Work instructions: For the word "수급당시", return each line of the data in which it occurs.

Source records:

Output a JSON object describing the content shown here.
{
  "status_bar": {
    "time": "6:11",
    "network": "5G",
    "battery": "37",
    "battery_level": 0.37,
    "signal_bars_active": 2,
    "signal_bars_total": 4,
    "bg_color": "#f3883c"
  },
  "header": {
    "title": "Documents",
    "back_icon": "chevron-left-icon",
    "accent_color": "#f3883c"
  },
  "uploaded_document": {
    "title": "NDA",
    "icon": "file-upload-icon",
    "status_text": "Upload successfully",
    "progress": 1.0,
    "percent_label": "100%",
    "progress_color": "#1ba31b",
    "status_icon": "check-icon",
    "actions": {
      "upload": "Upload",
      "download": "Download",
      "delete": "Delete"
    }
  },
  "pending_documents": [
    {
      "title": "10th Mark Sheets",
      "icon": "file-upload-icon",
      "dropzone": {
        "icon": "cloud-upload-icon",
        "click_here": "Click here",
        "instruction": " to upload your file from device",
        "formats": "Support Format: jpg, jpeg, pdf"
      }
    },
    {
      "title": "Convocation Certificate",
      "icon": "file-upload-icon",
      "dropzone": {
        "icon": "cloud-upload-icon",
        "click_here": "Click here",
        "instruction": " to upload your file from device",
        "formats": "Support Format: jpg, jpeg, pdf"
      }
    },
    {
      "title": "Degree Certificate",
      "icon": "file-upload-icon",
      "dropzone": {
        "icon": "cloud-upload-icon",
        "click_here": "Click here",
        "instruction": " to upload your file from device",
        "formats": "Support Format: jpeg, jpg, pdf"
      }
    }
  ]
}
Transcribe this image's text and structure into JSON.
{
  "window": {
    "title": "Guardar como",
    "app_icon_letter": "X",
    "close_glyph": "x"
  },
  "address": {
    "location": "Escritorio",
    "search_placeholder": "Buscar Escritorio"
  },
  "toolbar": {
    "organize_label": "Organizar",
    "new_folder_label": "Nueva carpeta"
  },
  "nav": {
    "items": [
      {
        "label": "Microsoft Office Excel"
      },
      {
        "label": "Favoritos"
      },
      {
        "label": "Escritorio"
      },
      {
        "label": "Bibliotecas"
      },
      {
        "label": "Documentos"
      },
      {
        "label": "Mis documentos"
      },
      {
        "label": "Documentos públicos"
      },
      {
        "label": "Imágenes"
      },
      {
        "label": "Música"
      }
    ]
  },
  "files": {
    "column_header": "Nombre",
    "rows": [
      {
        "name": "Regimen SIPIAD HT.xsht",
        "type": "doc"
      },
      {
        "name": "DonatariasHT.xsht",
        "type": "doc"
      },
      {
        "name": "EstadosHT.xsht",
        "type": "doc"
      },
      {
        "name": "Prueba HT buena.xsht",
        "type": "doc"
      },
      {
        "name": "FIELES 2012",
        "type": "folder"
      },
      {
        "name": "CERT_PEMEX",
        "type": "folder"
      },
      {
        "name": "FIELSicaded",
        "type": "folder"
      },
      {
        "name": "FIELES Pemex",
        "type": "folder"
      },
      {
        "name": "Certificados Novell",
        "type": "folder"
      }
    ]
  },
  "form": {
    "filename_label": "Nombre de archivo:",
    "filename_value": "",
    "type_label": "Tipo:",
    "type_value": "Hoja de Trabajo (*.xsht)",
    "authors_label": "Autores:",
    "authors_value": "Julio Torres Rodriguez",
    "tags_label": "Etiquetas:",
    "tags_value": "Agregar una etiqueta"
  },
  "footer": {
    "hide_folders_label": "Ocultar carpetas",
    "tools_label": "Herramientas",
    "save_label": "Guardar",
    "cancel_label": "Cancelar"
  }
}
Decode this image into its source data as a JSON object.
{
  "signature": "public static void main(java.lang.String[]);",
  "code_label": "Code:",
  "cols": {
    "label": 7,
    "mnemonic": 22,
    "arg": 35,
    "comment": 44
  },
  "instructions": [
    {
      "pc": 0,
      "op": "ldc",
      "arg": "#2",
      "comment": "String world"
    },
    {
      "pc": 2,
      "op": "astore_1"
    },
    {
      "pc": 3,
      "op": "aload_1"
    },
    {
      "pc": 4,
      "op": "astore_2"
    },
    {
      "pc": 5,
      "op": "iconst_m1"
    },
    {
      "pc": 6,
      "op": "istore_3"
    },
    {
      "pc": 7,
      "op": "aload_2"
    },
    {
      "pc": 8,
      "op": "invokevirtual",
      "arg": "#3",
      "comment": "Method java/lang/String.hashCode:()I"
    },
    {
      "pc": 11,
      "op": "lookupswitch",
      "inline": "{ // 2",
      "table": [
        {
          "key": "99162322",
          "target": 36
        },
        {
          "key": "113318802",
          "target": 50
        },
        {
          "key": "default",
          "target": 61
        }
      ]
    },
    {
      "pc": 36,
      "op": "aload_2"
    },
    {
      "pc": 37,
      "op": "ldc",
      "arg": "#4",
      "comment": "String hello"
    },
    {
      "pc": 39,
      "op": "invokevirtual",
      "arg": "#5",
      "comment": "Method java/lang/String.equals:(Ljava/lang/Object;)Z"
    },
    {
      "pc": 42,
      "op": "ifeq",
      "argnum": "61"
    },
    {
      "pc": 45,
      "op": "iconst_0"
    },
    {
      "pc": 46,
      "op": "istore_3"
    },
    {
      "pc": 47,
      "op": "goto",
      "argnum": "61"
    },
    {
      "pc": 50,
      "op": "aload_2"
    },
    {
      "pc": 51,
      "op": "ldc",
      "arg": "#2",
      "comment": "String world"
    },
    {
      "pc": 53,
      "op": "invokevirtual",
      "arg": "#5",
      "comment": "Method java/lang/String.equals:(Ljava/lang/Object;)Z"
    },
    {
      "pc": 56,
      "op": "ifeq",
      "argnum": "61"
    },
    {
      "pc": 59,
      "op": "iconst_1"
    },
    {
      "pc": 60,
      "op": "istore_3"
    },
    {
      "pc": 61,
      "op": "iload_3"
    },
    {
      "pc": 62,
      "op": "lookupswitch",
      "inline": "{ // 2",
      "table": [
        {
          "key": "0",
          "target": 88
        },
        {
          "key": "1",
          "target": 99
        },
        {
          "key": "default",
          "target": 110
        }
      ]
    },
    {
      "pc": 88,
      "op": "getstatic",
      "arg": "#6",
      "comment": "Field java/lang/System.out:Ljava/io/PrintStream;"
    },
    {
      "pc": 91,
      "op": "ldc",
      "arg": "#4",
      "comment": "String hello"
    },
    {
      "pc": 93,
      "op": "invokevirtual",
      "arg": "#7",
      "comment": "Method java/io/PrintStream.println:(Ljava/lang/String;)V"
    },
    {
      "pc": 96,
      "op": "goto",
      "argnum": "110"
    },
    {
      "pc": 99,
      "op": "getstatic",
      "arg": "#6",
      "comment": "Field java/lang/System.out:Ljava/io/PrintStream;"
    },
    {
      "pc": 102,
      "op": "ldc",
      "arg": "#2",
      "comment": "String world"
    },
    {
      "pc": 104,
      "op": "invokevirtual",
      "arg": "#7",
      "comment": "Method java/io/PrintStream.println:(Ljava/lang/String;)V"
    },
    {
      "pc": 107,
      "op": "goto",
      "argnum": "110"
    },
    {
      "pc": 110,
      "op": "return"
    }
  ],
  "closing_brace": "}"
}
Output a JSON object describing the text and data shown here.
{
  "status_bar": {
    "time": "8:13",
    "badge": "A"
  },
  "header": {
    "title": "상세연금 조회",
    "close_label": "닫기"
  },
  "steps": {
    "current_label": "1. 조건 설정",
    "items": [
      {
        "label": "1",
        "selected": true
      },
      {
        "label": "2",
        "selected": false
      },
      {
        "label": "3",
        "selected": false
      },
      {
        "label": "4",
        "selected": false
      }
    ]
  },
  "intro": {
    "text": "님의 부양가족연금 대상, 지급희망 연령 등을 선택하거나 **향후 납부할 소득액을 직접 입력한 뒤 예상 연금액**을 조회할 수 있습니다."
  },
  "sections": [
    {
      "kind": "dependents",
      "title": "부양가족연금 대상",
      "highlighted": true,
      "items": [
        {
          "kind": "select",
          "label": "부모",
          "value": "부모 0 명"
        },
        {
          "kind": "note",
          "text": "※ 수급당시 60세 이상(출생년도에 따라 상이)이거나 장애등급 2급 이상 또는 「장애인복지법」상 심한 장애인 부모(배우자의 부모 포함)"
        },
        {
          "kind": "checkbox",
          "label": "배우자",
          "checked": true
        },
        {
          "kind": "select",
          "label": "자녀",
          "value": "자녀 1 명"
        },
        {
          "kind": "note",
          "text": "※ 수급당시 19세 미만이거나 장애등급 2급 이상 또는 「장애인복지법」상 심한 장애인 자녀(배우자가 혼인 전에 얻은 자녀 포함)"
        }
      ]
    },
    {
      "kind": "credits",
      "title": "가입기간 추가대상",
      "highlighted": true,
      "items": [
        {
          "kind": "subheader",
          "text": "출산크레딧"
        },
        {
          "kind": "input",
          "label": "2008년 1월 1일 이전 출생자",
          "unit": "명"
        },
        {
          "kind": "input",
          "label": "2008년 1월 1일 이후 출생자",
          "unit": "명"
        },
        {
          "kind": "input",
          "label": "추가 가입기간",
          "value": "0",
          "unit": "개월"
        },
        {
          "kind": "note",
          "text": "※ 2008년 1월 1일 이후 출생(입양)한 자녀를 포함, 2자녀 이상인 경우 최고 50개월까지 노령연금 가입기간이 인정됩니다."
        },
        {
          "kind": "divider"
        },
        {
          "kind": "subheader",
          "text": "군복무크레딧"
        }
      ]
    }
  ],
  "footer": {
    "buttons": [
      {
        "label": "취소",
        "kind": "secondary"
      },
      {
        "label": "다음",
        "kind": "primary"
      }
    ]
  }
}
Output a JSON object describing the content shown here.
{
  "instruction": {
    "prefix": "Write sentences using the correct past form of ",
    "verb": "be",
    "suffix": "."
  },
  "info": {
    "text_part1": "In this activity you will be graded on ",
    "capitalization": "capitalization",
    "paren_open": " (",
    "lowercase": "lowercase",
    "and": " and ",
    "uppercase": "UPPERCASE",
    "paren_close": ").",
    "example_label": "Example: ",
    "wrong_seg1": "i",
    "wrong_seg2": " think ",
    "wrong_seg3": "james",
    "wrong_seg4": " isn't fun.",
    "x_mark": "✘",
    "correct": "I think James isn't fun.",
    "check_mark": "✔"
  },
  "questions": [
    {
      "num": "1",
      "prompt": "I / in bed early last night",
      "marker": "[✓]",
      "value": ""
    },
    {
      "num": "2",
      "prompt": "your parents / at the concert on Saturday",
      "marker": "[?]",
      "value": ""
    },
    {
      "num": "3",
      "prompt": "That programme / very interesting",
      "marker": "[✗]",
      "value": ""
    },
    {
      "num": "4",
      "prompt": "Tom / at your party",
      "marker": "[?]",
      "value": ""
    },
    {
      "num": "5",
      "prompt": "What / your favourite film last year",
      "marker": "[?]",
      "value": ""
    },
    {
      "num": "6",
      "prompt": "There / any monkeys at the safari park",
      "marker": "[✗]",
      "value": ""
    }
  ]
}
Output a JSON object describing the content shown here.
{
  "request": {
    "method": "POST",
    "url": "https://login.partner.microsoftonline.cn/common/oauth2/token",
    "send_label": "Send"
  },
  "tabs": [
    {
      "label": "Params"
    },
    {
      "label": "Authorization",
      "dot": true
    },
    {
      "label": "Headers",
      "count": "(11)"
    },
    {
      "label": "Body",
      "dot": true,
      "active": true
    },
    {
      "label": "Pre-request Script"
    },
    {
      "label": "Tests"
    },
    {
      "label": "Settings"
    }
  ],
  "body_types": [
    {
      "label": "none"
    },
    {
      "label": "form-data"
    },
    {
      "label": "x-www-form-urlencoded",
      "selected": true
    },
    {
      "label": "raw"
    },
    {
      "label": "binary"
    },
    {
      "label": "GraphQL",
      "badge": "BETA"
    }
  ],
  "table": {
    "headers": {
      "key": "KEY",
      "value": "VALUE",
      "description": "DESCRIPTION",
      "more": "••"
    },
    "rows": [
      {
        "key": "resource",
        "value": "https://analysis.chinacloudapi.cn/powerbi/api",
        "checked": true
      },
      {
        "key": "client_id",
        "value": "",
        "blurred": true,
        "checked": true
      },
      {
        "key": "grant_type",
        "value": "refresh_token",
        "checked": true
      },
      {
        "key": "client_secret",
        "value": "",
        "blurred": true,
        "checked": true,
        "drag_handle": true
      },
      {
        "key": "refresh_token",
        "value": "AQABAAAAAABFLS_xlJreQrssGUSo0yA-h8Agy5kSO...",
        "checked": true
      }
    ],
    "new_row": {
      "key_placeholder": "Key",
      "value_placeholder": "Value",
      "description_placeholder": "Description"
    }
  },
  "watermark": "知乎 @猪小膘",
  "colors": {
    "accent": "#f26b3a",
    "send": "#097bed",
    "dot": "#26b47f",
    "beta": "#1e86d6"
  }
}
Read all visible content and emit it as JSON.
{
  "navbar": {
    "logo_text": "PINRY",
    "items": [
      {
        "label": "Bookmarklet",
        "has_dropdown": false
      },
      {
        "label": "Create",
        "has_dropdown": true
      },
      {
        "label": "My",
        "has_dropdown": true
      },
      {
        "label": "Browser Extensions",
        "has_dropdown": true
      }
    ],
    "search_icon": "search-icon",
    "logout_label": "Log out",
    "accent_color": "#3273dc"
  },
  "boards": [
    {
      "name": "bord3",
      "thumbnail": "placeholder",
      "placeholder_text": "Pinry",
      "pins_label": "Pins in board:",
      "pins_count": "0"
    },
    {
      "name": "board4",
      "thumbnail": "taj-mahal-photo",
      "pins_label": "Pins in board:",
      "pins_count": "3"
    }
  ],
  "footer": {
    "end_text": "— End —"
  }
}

Response to this exercise:
          "text": "※ 수급당시 60세 이상(출생년도에 따라 상이)이거나 장애등급 2급 이상 또는 「장애인복지법」상 심한 장애인 부모(배우자의 부모 포함)"
          "text": "※ 수급당시 19세 미만이거나 장애등급 2급 이상 또는 「장애인복지법」상 심한 장애인 자녀(배우자가 혼인 전에 얻은 자녀 포함)"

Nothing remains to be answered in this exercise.